━━━ Data supplied

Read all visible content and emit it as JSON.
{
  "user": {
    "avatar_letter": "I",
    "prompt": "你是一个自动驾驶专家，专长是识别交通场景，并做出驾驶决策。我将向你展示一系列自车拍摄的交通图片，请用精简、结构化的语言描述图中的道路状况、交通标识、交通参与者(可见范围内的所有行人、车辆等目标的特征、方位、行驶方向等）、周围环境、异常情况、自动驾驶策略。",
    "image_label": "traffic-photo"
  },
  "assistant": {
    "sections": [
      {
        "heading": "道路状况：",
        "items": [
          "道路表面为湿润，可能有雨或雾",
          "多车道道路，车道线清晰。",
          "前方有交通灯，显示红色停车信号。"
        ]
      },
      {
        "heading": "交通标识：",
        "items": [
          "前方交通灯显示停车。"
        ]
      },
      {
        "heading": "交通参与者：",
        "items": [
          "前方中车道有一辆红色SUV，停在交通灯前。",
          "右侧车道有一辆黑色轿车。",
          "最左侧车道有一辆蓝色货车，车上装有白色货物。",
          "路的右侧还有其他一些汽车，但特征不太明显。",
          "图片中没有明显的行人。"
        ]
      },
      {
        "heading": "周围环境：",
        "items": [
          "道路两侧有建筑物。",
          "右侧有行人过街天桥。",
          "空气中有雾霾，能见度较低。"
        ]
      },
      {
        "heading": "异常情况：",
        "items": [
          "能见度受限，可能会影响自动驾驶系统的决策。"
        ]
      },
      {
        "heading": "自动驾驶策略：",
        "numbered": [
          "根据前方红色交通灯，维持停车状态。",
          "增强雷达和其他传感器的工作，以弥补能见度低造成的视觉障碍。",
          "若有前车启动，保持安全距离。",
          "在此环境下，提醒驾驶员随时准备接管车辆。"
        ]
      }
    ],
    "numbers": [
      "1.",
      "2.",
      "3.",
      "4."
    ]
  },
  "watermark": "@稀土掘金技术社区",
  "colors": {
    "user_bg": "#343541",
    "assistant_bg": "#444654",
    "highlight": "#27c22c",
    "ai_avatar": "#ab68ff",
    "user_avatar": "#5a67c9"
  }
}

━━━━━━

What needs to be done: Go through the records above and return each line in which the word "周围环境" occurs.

Exercise response:
    "prompt": "你是一个自动驾驶专家，专长是识别交通场景，并做出驾驶决策。我将向你展示一系列自车拍摄的交通图片，请用精简、结构化的语言描述图中的道路状况、交通标识、交通参与者(可见范围内的所有行人、车辆等目标的特征、方位、行驶方向等）、周围环境、异常情况、自动驾驶策略。",
        "heading": "周围环境：",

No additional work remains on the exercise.